Some of the approved drugs are synthetic versions of the natural hormones, such as trenbolone acetate and zeranol. Just like the natural hormone implants, before FDA approved these drugs, FDA required information and/or toxicological testing in laboratory animals to determine safe levels in the animal products that we eat (edible tissues). Furthermore, FDA required that the manufacturers demonstrate that the amount of hormone left in each edible tissue after treatment is below the appropriate safe level. As described above, a safe level is a level which would be expected to have no harmful effect in humans.
Cytokinins or CKs are a group of chemicals that influence cell division and shoot formation. They were called kinins in the past when the first cytokinins were isolated from yeast cells. They also help delay senescence of tissues, are responsible for mediating auxin transport throughout the plant, and affect internodal length and leaf growth. Cytokinins and auxins often work together, and the ratios of these two groups of plant hormones affect most major growth periods during a plant's lifetime. Cytokinins counter the apical dominance induced by auxins; they in conjunction with ethylene promote abscission of leaves, flower parts, and fruits.  The correlation of auxins and cytokinins in the plants is a constant (A/C = const.). [ citation needed ]
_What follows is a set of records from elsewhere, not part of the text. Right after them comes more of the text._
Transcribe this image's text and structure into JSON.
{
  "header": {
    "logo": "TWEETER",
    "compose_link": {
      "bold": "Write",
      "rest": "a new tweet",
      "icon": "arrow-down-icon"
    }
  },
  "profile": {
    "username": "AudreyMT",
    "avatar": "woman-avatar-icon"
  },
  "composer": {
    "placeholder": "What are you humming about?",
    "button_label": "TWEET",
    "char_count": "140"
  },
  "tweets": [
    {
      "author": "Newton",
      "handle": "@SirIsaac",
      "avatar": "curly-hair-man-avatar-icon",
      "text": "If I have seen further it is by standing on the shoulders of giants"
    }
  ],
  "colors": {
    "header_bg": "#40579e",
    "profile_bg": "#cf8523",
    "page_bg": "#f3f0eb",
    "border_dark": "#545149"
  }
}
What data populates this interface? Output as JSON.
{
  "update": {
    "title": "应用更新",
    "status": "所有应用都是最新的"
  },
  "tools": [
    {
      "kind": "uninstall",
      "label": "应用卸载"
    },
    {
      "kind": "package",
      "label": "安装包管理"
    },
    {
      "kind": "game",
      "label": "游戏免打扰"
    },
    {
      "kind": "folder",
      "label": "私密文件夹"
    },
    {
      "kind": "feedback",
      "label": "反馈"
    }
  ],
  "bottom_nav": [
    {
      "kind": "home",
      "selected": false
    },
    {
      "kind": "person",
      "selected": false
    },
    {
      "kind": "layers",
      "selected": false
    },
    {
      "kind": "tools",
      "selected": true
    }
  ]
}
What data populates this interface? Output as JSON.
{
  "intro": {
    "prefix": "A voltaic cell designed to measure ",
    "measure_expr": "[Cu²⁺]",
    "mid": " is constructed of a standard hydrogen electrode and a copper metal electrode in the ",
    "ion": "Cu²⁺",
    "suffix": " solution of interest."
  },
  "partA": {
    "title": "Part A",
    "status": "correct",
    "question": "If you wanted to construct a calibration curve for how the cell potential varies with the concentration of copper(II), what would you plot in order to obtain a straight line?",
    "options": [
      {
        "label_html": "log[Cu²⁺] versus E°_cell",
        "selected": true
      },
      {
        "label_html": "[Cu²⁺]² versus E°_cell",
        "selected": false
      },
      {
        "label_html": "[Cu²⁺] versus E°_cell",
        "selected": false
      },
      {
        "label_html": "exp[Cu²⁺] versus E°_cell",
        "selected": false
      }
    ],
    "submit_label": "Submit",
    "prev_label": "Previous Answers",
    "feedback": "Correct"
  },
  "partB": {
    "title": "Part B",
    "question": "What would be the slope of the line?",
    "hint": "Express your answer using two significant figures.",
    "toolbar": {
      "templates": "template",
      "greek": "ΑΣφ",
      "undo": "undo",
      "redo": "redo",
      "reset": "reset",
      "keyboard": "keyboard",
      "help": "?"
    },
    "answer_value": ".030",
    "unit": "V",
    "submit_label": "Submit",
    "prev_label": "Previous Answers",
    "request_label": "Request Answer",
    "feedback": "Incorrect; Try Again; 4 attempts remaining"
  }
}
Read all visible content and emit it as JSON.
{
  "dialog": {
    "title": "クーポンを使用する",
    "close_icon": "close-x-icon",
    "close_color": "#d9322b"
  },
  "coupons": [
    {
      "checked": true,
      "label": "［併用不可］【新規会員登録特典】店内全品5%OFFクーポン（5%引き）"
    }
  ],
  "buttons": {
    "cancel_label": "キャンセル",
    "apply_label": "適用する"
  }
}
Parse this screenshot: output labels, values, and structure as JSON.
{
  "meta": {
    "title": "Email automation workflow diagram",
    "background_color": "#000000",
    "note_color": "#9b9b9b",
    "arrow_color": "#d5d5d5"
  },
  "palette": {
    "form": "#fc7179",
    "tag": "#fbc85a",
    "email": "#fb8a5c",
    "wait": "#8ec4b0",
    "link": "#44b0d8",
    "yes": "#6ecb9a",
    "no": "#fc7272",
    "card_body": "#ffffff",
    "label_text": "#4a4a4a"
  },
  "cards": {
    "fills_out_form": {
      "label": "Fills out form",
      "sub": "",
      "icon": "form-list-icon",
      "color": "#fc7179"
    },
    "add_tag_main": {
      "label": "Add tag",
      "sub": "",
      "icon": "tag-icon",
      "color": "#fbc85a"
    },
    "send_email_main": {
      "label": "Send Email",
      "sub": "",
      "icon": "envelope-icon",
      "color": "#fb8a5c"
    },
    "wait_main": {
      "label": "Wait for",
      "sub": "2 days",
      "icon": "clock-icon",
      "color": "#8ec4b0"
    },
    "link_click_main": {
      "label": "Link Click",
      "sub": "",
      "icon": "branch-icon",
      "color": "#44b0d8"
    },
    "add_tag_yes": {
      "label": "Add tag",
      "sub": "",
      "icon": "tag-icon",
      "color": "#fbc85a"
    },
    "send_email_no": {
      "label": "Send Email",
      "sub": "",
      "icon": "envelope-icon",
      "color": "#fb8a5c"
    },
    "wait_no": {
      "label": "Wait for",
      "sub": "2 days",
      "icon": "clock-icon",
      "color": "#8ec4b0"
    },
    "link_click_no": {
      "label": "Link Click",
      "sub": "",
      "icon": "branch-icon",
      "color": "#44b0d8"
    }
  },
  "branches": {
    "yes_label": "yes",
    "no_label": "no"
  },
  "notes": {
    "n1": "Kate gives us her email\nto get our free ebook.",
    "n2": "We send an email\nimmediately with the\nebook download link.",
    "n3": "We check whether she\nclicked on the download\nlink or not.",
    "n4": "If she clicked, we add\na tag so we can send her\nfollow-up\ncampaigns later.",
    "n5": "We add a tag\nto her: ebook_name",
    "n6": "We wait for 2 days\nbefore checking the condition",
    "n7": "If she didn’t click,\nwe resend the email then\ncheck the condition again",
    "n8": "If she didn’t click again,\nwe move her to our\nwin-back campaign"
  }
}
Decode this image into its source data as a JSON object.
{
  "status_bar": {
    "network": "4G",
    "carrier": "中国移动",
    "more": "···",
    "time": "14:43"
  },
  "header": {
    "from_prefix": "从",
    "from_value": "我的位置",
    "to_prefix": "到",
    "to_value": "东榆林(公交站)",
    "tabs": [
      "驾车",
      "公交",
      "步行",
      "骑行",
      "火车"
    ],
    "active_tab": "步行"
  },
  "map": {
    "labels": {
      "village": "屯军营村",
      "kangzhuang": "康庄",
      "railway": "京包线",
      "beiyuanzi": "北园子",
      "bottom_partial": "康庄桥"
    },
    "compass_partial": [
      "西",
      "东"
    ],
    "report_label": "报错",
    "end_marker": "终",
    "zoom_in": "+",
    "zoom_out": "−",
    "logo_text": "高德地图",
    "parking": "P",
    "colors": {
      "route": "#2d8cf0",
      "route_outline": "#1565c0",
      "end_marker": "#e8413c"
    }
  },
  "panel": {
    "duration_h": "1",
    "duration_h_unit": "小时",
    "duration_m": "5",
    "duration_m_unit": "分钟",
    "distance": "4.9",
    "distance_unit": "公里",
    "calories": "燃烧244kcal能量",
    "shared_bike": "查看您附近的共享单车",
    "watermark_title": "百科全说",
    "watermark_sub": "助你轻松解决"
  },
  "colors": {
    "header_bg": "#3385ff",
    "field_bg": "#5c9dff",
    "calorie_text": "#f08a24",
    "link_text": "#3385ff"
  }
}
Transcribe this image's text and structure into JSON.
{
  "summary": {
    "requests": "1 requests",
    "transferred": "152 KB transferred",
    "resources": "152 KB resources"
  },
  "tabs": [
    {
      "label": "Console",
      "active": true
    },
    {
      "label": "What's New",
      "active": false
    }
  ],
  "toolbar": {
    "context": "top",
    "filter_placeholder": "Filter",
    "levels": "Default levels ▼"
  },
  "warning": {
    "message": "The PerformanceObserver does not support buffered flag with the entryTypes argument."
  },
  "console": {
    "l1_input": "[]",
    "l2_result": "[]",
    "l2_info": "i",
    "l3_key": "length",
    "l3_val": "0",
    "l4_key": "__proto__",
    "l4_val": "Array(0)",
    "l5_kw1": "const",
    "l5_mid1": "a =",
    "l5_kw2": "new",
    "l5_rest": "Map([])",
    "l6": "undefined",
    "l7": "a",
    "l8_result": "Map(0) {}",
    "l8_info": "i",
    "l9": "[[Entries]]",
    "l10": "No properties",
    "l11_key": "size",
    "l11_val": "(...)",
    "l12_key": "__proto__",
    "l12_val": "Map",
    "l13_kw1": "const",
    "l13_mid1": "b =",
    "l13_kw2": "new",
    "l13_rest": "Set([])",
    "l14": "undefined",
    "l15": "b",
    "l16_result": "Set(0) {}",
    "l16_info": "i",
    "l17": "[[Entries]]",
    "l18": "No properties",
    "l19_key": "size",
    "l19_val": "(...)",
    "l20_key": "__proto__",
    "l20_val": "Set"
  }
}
Phototropism, as mentioned, is illustrated by the movement of sprouts in relation to light source direction. Light causes the hormone auxin to move tot he shaded side of the shoot. The auxin causes the cells on the shaded side to elongate more than the cells on the illuminated side. As a result, the shoot bends toward the light and exhibits positive phototropism. In some plant stems, phototropism is not caused by auxin presence or movement. In these instances, light causes the production of a growth inhibitor on the illuminated side of the shoot. Negative phototropism is sometimes seen in vines that climb on flat walls where coiling tendrils have nothing to coil around. These vines have stem tips that grow away from the light, or better put, toward the wall. This brings adventitious roots or adhesive discs in contact with the wall on which they can cling and climb.